Child Trends has published this Research-to-Results Brief which aims to define this term, used frequently, but with no consistent definition. This brief highlights some of the issues surrounding the concept. Who is at risk? What are they at risk of? What can the information on risk be used for? Is a quantitative measure of "at-risk" desired? And what about protective factors?

Sunday, November 05, 2006

This Week's News: Youth in Transition

Foundation's small-schools experiment has yet to yield big results
Seattle Times
5 November 2006
Most Washington schools awarded grants to help downsize into smaller units haven't carried through.

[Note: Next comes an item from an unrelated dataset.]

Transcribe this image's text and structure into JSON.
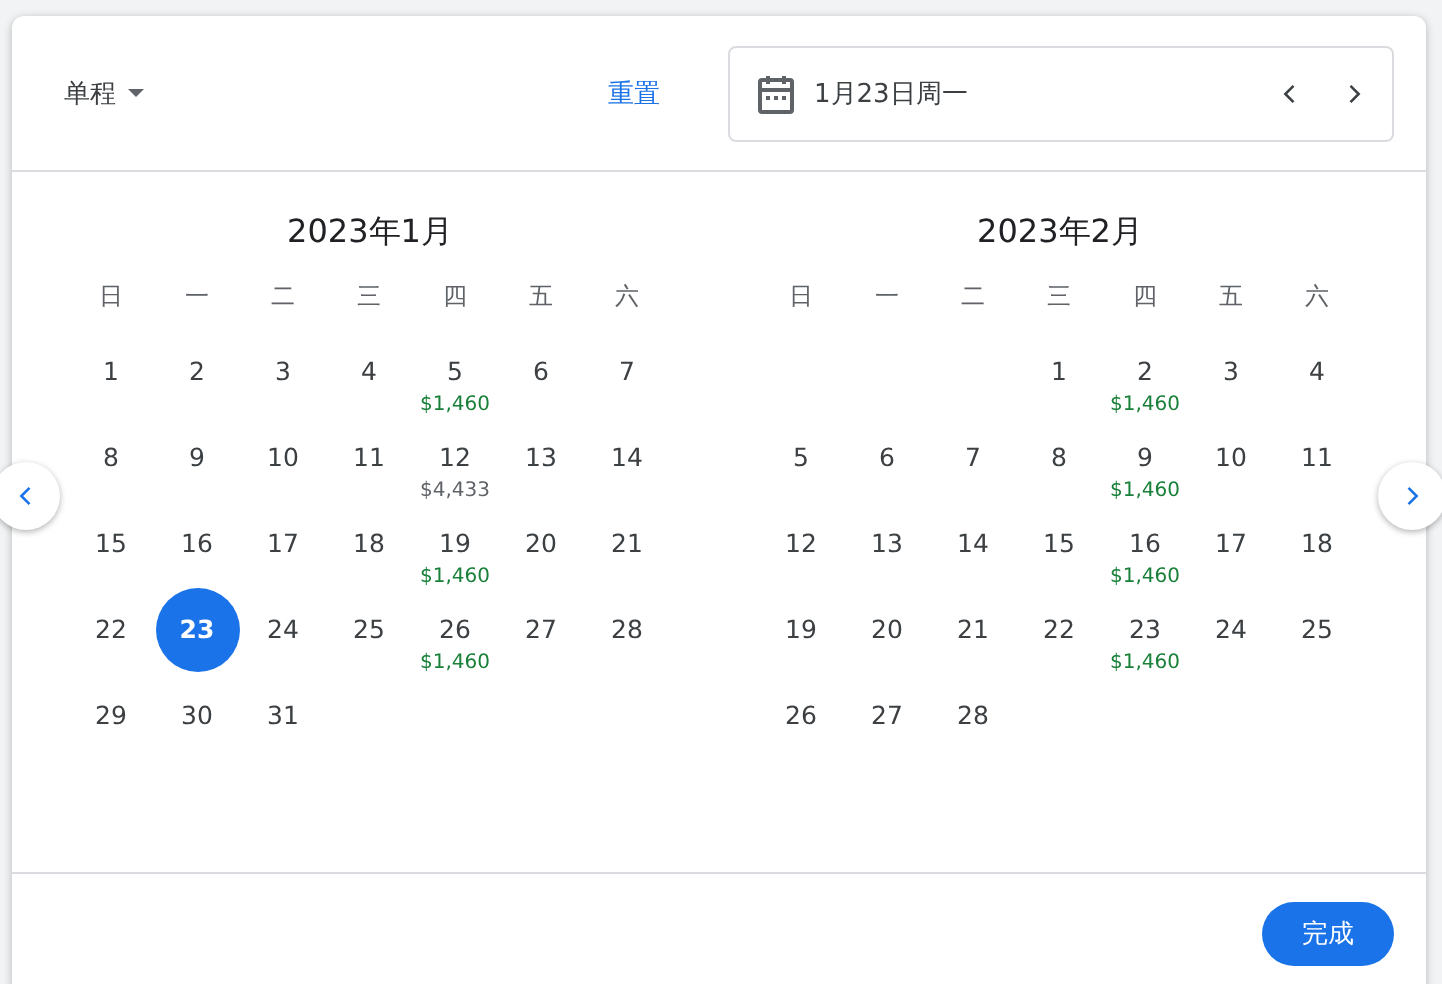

But a few are coming close to achieving what the foundation first envisioned as a way to improve high-school education. The Gates Foundation says it thinks most of its grantees have made good progress, with more low-income students in challenging classes and on a college track.

High college costs sacrificing students' dreams, study finds
Chicago Tribune
30 October 2006
Sharp tuition increases are forcing more lower-income students to trade their dream college for less expensive universities or community colleges, or are keeping some out of school entirely, according to a study released on Monday.

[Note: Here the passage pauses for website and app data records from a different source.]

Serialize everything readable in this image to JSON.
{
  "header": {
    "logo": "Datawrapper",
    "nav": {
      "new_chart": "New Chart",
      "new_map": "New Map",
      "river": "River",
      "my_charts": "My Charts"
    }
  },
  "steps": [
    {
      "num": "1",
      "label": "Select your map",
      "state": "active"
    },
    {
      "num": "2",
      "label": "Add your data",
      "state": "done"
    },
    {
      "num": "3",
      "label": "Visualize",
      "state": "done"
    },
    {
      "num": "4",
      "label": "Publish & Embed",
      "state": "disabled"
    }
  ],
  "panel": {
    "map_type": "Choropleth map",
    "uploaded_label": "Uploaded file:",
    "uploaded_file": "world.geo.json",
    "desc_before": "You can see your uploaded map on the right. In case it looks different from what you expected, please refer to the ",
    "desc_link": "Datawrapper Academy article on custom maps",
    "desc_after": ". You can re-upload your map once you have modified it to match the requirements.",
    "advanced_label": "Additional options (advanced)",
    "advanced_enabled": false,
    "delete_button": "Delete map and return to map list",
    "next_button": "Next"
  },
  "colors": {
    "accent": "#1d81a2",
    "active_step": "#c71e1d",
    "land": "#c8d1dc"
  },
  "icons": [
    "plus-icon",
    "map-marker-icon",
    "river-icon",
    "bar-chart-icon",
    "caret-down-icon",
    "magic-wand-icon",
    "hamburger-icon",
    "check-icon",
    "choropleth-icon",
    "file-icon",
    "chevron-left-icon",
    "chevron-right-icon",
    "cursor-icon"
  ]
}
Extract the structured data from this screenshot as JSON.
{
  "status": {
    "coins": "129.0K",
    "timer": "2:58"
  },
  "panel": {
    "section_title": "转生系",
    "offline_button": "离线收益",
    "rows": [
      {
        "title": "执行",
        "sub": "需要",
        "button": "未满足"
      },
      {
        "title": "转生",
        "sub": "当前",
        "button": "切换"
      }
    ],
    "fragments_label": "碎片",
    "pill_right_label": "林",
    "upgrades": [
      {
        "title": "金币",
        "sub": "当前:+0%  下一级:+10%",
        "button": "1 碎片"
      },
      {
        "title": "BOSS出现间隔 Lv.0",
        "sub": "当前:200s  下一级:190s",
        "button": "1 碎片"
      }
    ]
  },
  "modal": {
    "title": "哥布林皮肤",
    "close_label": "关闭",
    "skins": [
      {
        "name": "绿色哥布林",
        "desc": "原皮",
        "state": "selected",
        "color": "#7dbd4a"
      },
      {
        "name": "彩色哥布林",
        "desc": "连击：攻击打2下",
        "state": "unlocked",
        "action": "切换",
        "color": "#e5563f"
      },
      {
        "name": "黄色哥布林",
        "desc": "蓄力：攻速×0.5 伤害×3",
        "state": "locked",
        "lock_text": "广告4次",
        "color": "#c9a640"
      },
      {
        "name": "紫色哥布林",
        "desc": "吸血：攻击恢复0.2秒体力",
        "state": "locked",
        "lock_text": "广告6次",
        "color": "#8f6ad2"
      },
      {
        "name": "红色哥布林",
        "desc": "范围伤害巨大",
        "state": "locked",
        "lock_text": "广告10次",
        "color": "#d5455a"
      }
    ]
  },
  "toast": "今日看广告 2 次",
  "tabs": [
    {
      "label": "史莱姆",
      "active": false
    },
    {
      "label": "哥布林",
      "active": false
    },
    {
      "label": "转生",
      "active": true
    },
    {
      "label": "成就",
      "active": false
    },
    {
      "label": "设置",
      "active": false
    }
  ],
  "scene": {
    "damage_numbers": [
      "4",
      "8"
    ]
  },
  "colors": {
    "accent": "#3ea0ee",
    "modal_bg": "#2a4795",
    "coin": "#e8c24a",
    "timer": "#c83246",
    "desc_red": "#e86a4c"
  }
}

Nearly 95,000 students homeless in state
Oroville Mercury-Register
31 October 2006
Thousands of California school children each year find themselves living in shelters, motels, cars, with family or friends, and even on the street because they don't have a permanent home. The state Senate Transportation and Housing Committee released its own report Monday with preliminary homeless figures from the 2005-06 school year. They found close to 95,000 school-aged children were homeless last year and two-thirds of them in elementary school.

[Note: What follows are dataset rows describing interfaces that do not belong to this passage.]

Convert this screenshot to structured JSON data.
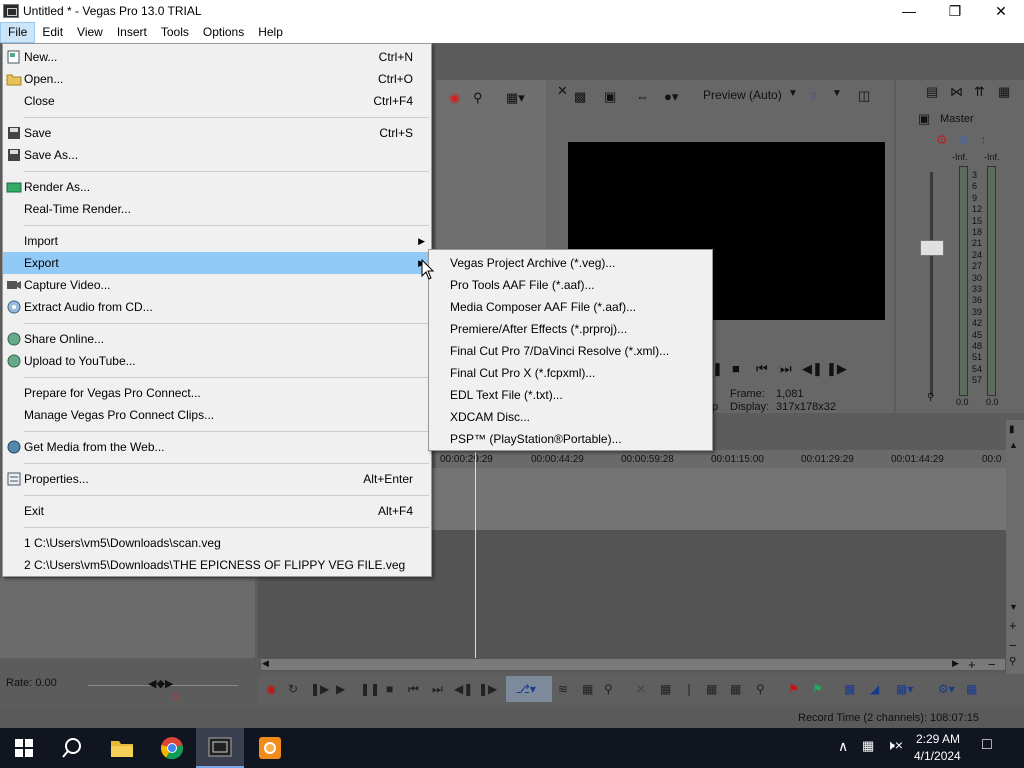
{
  "window": {
    "title": "Untitled * - Vegas Pro 13.0 TRIAL"
  },
  "menubar": [
    "File",
    "Edit",
    "View",
    "Insert",
    "Tools",
    "Options",
    "Help"
  ],
  "file_menu": {
    "items": [
      {
        "label": "New...",
        "shortcut": "Ctrl+N"
      },
      {
        "label": "Open...",
        "shortcut": "Ctrl+O"
      },
      {
        "label": "Close",
        "shortcut": "Ctrl+F4"
      },
      {
        "label": "Save",
        "shortcut": "Ctrl+S"
      },
      {
        "label": "Save As...",
        "shortcut": ""
      },
      {
        "label": "Render As...",
        "shortcut": ""
      },
      {
        "label": "Real-Time Render...",
        "shortcut": ""
      },
      {
        "label": "Import",
        "shortcut": ""
      },
      {
        "label": "Export",
        "shortcut": ""
      },
      {
        "label": "Capture Video...",
        "shortcut": ""
      },
      {
        "label": "Extract Audio from CD...",
        "shortcut": ""
      },
      {
        "label": "Share Online...",
        "shortcut": ""
      },
      {
        "label": "Upload to YouTube...",
        "shortcut": ""
      },
      {
        "label": "Prepare for Vegas Pro Connect...",
        "shortcut": ""
      },
      {
        "label": "Manage Vegas Pro Connect Clips...",
        "shortcut": ""
      },
      {
        "label": "Get Media from the Web...",
        "shortcut": ""
      },
      {
        "label": "Properties...",
        "shortcut": "Alt+Enter"
      },
      {
        "label": "Exit",
        "shortcut": "Alt+F4"
      },
      {
        "label": "1 C:\\Users\\vm5\\Downloads\\scan.veg",
        "shortcut": ""
      },
      {
        "label": "2 C:\\Users\\vm5\\Downloads\\THE EPICNESS OF FLIPPY VEG FILE.veg",
        "shortcut": ""
      }
    ]
  },
  "export_submenu": [
    "Vegas Project Archive (*.veg)...",
    "Pro Tools AAF File (*.aaf)...",
    "Media Composer AAF File (*.aaf)...",
    "Premiere/After Effects (*.prproj)...",
    "Final Cut Pro 7/DaVinci Resolve (*.xml)...",
    "Final Cut Pro X (*.fcpxml)...",
    "EDL Text File (*.txt)...",
    "XDCAM Disc...",
    "PSP™ (PlayStation®Portable)..."
  ],
  "preview": {
    "mode": "Preview (Auto)",
    "frame_label": "Frame:",
    "frame_value": "1,081",
    "display_label": "Display:",
    "display_value": "317x178x32"
  },
  "mixer": {
    "title": "Master",
    "left_inf": "-Inf.",
    "right_inf": "-Inf.",
    "scale": [
      "3",
      "6",
      "9",
      "12",
      "15",
      "18",
      "21",
      "24",
      "27",
      "30",
      "33",
      "36",
      "39",
      "42",
      "45",
      "48",
      "51",
      "54",
      "57"
    ],
    "left_value": "0.0",
    "right_value": "0.0"
  },
  "timeline": {
    "ruler_labels": [
      "00:00:29:29",
      "00:00:44:29",
      "00:00:59:28",
      "00:01:15:00",
      "00:01:29:29",
      "00:01:44:29",
      "00:0"
    ]
  },
  "rate": "Rate: 0.00",
  "status": "Record Time (2 channels): 108:07:15",
  "taskbar": {
    "time": "2:29 AM",
    "date": "4/1/2024"
  }
}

Juvenile Justice
'Bad girl' statistics get worse

Daily News
31 October 2006
More city schoolgirls are landing in juvenile detention now than a decade ago-while crime among boys is dropping, a new report reveals. Last year, 1,037 girls younger than 16 entered city detention facilities, up from 772 in 1992, according to the report by the Citizens' Committee for Children. Experts blame the spike among girls on many things, from increases in family violence and female aggression to violent images in the media.

Foster Care
Disabled foster kids to get special care
Miami Herald
2 November 2006
After a long wait, hundred of Florida foster children are supposed to received care for their developmental disabilities, but a Miami-Dade judge wants to know when. The long battle of 333 Florida foster child with special needs to obtain needed care from the state appears to be over, as state officials say they have found millions of dollars to help the kids.

Teen Court Days
Gotham Gazette
1 November 2006
More and more people agree that teens should have more of a voice in their own cases. A study last year by the Pew Commission on Children in Foster Care found that surprisingly few teens participated in court proceedings. It recommended that courts find ways to include teens in the decision-making on their own cases. At New York's Youth Summit, recently held at Fordham University, many teens in foster care explain why it has been difficult for them to do so.